NOTE: Prior to 2000, the Occupational Employment Statistics (OES) codes were used to classify occupations. The 2014-2024 projections use the Standard Occupational Classification (SOC) system. Because of this change, the titles and content of major occupational groups and many detailed occupations are substantially different from those used before 2000. Several major groups have been renamed, combined or reorganized. Some individual occupations have been renamed, reclassified, or are no longer listed. Many newer occupations may be listed for the first time. Because of these changes, the 2014-2024 projections are not comparable to those completed before 2000. Information on the SOC system is available on the U.S. Bureau of Labor Statistics SOC Home Page http://www.bls.gov/soc/home.htm.
Bluegrass Local Workforce Area HIGHLIGHTS
Employment is projected to grow from 372,917 to 412,309 a gain of 10.56 percent.
Total annual job openings are expected to be about 13,074.
Growth in employment will create about 4,174 job openings annually.
Approximately 8,900 annual job openings will result from separations from the labor force due toretirement or those who transfer to other jobs.
Thirty-two percent of job openings will result from growth; the remaining 68 percent will resultfrom separations from the labor force.
The greatest number of annual job openings will be in Food Preparation and Serving RelatedOccupations (1,533) followed by Office and Administrative Support Occupations (1,459), Sales, andRelated Occupations (1,384).
The two occupations with the largest projected number of annual job openings are Combined FoodPreparation and Serving Workers, Including Fast Food (560) and Retail Salespersons (502).
The highest growth rates among occupational groups are likely to be in Education, Training, andLibrary Occupations (19.6%) followed by Healthcare Practitioners and Technical Occupations(17.72%) and Healthcare Support Occupations (17.52%).
USERS GUIDE TO OCCUPATIONAL OUTLOOK STATISTICS
When looking at an occupation, what key outlook data should you review?
Total average annual job openings, and employment change expressed as a percentage.

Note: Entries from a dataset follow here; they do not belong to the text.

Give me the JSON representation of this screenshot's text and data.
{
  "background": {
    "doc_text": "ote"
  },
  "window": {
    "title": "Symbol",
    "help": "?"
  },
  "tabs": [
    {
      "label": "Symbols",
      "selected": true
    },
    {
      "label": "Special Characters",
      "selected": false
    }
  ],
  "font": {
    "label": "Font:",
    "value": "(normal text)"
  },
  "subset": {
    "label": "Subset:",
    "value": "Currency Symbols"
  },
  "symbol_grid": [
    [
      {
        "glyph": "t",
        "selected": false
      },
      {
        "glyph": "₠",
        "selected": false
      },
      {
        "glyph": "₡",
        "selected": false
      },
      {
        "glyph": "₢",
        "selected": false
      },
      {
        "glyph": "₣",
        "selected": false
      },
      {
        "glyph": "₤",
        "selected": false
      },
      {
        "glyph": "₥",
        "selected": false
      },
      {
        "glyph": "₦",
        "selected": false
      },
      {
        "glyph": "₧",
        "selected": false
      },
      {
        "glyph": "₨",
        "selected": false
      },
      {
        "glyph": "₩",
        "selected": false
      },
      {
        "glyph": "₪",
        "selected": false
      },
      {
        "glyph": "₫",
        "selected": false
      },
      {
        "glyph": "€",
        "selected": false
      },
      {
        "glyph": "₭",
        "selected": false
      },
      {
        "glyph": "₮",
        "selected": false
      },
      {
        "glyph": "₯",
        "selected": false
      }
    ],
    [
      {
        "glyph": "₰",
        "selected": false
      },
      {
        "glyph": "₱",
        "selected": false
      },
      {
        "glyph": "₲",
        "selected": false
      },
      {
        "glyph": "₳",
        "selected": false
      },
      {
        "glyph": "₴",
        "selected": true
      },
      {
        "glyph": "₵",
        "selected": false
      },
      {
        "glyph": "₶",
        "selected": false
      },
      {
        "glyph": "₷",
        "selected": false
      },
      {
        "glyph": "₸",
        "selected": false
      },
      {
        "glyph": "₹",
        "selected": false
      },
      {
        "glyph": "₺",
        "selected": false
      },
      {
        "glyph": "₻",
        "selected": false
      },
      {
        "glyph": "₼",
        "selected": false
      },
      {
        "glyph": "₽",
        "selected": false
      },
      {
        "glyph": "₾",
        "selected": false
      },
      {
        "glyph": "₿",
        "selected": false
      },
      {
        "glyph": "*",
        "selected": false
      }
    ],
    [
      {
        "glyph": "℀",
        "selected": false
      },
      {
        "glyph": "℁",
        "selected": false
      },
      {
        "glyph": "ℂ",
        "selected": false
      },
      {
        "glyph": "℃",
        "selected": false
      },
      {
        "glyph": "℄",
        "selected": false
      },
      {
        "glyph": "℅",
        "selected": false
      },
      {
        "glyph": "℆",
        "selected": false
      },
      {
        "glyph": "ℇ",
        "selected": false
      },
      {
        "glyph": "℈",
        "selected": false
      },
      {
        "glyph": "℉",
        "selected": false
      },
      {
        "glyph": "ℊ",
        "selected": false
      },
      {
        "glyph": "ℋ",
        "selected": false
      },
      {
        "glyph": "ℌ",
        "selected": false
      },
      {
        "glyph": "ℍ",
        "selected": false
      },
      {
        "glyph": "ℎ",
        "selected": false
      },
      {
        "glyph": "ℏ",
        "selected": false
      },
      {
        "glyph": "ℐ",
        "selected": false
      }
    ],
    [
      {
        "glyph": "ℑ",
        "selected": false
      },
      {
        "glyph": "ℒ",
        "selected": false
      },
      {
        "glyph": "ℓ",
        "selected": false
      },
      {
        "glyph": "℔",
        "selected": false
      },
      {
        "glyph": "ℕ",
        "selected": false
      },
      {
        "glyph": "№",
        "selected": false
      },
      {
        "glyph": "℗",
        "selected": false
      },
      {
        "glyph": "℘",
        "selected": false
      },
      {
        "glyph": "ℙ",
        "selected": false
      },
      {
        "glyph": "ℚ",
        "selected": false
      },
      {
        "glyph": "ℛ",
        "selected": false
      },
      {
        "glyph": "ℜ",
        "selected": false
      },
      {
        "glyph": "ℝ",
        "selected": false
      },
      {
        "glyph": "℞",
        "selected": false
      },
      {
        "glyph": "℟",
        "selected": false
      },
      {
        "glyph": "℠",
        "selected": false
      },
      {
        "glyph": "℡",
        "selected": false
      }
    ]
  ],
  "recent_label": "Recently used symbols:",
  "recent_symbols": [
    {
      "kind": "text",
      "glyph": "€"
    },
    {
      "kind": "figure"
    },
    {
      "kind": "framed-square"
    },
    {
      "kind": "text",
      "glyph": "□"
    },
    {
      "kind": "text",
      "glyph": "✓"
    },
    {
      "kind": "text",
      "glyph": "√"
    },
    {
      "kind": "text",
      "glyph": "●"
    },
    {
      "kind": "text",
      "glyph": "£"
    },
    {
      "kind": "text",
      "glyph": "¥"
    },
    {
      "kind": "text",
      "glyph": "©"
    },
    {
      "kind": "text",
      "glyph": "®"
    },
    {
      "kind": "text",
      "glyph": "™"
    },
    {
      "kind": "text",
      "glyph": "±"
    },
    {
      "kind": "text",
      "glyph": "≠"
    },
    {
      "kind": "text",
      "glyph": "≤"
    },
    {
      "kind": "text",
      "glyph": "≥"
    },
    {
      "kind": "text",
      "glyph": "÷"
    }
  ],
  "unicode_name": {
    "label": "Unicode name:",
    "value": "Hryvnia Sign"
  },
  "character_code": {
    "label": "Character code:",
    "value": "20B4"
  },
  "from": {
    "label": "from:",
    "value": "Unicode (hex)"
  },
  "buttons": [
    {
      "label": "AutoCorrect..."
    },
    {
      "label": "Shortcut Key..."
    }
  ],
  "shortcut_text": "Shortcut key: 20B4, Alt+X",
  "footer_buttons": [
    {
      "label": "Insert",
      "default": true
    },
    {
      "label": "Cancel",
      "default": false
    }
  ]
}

The total number of job openings estimates the likely annual demand for workers in each occupation. The percentage of employment change shows how much each occupation is likely to grow or decline.
What creates job openings? Employment growth (new jobs), and employment separations (job vacancies created by persons separating from an occupation).
What causes employment change?
Industrial growth or decline has the greatest influence. This occurs when the demand for goods and services rises, thus the demand for workers increases. Technological change may raise the demand for some skills while eliminating the demand for others. Self-service, out-sourcing, or 24 hour operations can also affect employment change.
What about employment separations?
Employment separations are still important when evaluating the potential outlook for an occupation. Job openings are created when employees separate from occupations because of retirements, promotions, career changes, death, etc. The number of separations can exceed new jobs.
Do workers tend to leave one occupation more than other occupations?
Every occupation has a different rate of employment separation. Occupations requiring more education and training and/or having a high percentage of full time workers tend to have low separation rates. Those requiring little education and/or training tend to have higher separation rates.
What factors affect the number of job openings for an occupation?
The number of workers who are currently employed, the number of job vacancies created by worker separation, and the rate of change, i.e., how fast the occupation is growing or declining.